Published online Feb 8, 2014. doi: 10.5409/wjcp.v3.i1.6
Revised: January 7, 2014
Accepted: January 17, 2014
Published online: February 8, 2014

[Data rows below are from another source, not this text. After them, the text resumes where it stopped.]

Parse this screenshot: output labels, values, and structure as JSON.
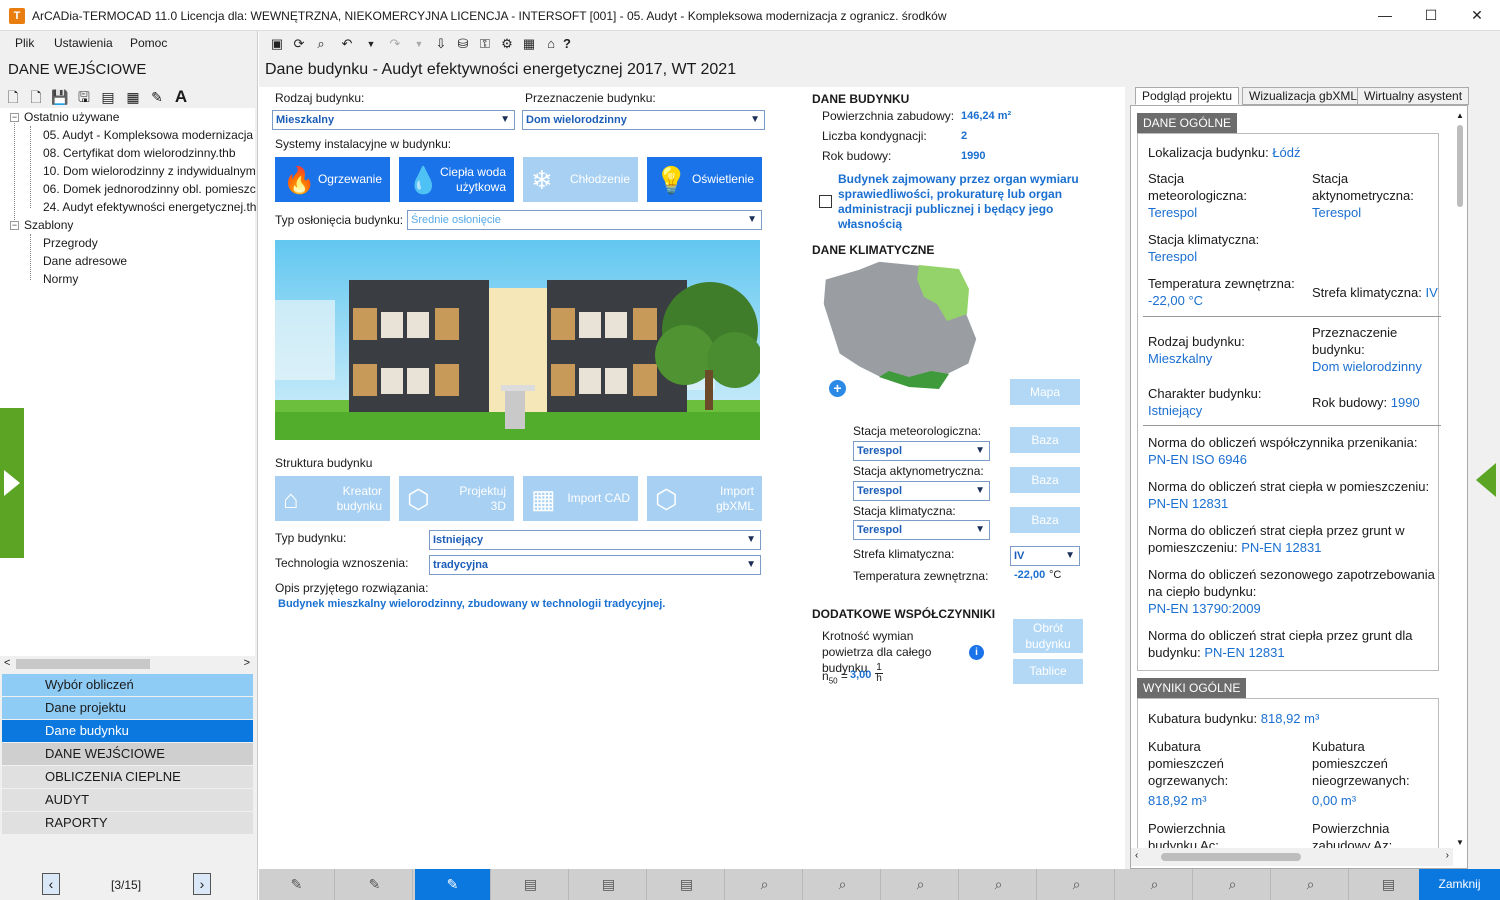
{
  "window": {
    "title": "ArCADia-TERMOCAD 11.0 Licencja dla: WEWNĘTRZNA, NIEKOMERCYJNA LICENCJA - INTERSOFT [001] - 05. Audyt - Kompleksowa modernizacja z ogranicz. środków",
    "minimize": "—",
    "maximize": "☐",
    "close": "✕"
  },
  "menu": {
    "file": "Plik",
    "settings": "Ustawienia",
    "help": "Pomoc"
  },
  "left": {
    "heading": "DANE WEJŚCIOWE",
    "tree": {
      "recent_label": "Ostatnio używane",
      "recent": [
        "05. Audyt - Kompleksowa modernizacja",
        "08. Certyfikat dom wielorodzinny.thb",
        "10. Dom wielorodzinny z indywidualnym",
        "06. Domek jednorodzinny obl. pomieszc",
        "24. Audyt efektywności energetycznej.th"
      ],
      "templates_label": "Szablony",
      "templates": [
        "Przegrody",
        "Dane adresowe",
        "Normy"
      ]
    },
    "nav": [
      "Wybór obliczeń",
      "Dane projektu",
      "Dane budynku",
      "DANE WEJŚCIOWE",
      "OBLICZENIA CIEPLNE",
      "AUDYT",
      "RAPORTY"
    ],
    "pager": "[3/15]"
  },
  "subtitle": "Dane budynku - Audyt efektywności energetycznej 2017, WT 2021",
  "form": {
    "building_type_label": "Rodzaj budynku:",
    "building_type": "Mieszkalny",
    "purpose_label": "Przeznaczenie budynku:",
    "purpose": "Dom wielorodzinny",
    "systems_label": "Systemy instalacyjne w budynku:",
    "systems": [
      {
        "icon": "flame-icon",
        "label": "Ogrzewanie",
        "enabled": true
      },
      {
        "icon": "water-drop-icon",
        "label": "Ciepła woda użytkowa",
        "enabled": true
      },
      {
        "icon": "snowflake-icon",
        "label": "Chłodzenie",
        "enabled": false
      },
      {
        "icon": "lightbulb-icon",
        "label": "Oświetlenie",
        "enabled": true
      }
    ],
    "shading_label": "Typ osłonięcia budynku:",
    "shading": "Średnie osłonięcie",
    "structure_label": "Struktura budynku",
    "structure_buttons": [
      {
        "icon": "house-wizard-icon",
        "label": "Kreator budynku"
      },
      {
        "icon": "project-3d-icon",
        "label": "Projektuj 3D"
      },
      {
        "icon": "cad-import-icon",
        "label": "Import CAD"
      },
      {
        "icon": "gbxml-import-icon",
        "label": "Import gbXML"
      }
    ],
    "building_kind_label": "Typ budynku:",
    "building_kind": "Istniejący",
    "technology_label": "Technologia wznoszenia:",
    "technology": "tradycyjna",
    "description_label": "Opis przyjętego rozwiązania:",
    "description": "Budynek mieszkalny wielorodzinny, zbudowany w technologii tradycyjnej."
  },
  "building_data": {
    "heading": "DANE BUDYNKU",
    "area_label": "Powierzchnia zabudowy:",
    "area": "146,24 m²",
    "floors_label": "Liczba kondygnacji:",
    "floors": "2",
    "year_label": "Rok budowy:",
    "year": "1990",
    "checkbox_text": "Budynek zajmowany przez organ wymiaru sprawiedliwości, prokuraturę lub organ administracji publicznej i będący jego własnością",
    "checkbox_checked": false
  },
  "climate": {
    "heading": "DANE KLIMATYCZNE",
    "map_button": "Mapa",
    "meteo_label": "Stacja meteorologiczna:",
    "meteo": "Terespol",
    "actino_label": "Stacja aktynometryczna:",
    "actino": "Terespol",
    "climatic_label": "Stacja klimatyczna:",
    "climatic": "Terespol",
    "zone_label": "Strefa klimatyczna:",
    "zone": "IV",
    "temp_label": "Temperatura zewnętrzna:",
    "temp": "-22,00",
    "temp_unit": "°C",
    "base_button": "Baza"
  },
  "extra": {
    "heading": "DODATKOWE WSPÓŁCZYNNIKI",
    "air_label": "Krotność wymian powietrza dla całego budynku",
    "n50_label": "n",
    "n50_sub": "50",
    "n50_value": "3,00",
    "n50_unit_num": "1",
    "n50_unit_den": "h",
    "rotate_button": "Obrót budynku",
    "tables_button": "Tablice"
  },
  "right": {
    "tabs": [
      "Podgląd projektu",
      "Wizualizacja gbXML",
      "Wirtualny asystent"
    ],
    "general_heading": "DANE OGÓLNE",
    "location_label": "Lokalizacja budynku:",
    "location": "Łódź",
    "meteo_label": "Stacja meteorologiczna:",
    "meteo": "Terespol",
    "actino_label": "Stacja aktynometryczna:",
    "actino": "Terespol",
    "climatic_label": "Stacja klimatyczna:",
    "climatic": "Terespol",
    "temp_label": "Temperatura zewnętrzna:",
    "temp": "-22,00 °C",
    "zone_label": "Strefa klimatyczna:",
    "zone": "IV",
    "kind_label": "Rodzaj budynku:",
    "kind": "Mieszkalny",
    "purpose_label": "Przeznaczenie budynku:",
    "purpose": "Dom wielorodzinny",
    "char_label": "Charakter budynku:",
    "char": "Istniejący",
    "year_label": "Rok budowy:",
    "year": "1990",
    "norms": [
      {
        "label": "Norma do obliczeń współczynnika przenikania:",
        "value": "PN-EN ISO 6946"
      },
      {
        "label": "Norma do obliczeń strat ciepła w pomieszczeniu:",
        "value": "PN-EN 12831"
      },
      {
        "label": "Norma do obliczeń strat ciepła przez grunt w pomieszczeniu:",
        "value": "PN-EN 12831"
      },
      {
        "label": "Norma do obliczeń sezonowego zapotrzebowania na ciepło budynku:",
        "value": "PN-EN 13790:2009"
      },
      {
        "label": "Norma do obliczeń strat ciepła przez grunt dla budynku:",
        "value": "PN-EN 12831"
      }
    ],
    "results_heading": "WYNIKI OGÓLNE",
    "volume_label": "Kubatura budynku:",
    "volume": "818,92 m³",
    "heated_label": "Kubatura pomieszczeń ogrzewanych:",
    "heated": "818,92 m³",
    "unheated_label": "Kubatura pomieszczeń nieogrzewanych:",
    "unheated": "0,00 m³",
    "area_ac_label": "Powierzchnia budynku Ac:",
    "area_az_label": "Powierzchnia zabudowy Az:"
  },
  "bottom": {
    "close_label": "Zamknij"
  },
  "colors": {
    "accent": "#0b78e0",
    "green": "#5ba424",
    "link": "#1a6fd0"
  }
}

Core tip: Childhood obesity is growing at an alarming rate and is concomitant with an increasing prevalence of oxidative stress. The association between obesity and oxidative stress is illustrated in the present study that showed that obese children with body mass index greater than 35 kg/m2 had higher oxidative products, e.g., malondialdehyde, advanced oxidation protein products and oxidized low-density lipoprotein concentrations with lower antioxidants, e.g., superoxide dismutase, catalase, glutathione peroxidase (GSH-Px) and glutathione reductase, and GSH. Therefore, the early recognition of these changes in oxidant status in children is important for preventing the long-term complications of obesity and targeting individual subjects who are particularly at risk. In addition, improving the oxidant status in overweight and obese children may reduce obesity-related comorbidities in adulthood.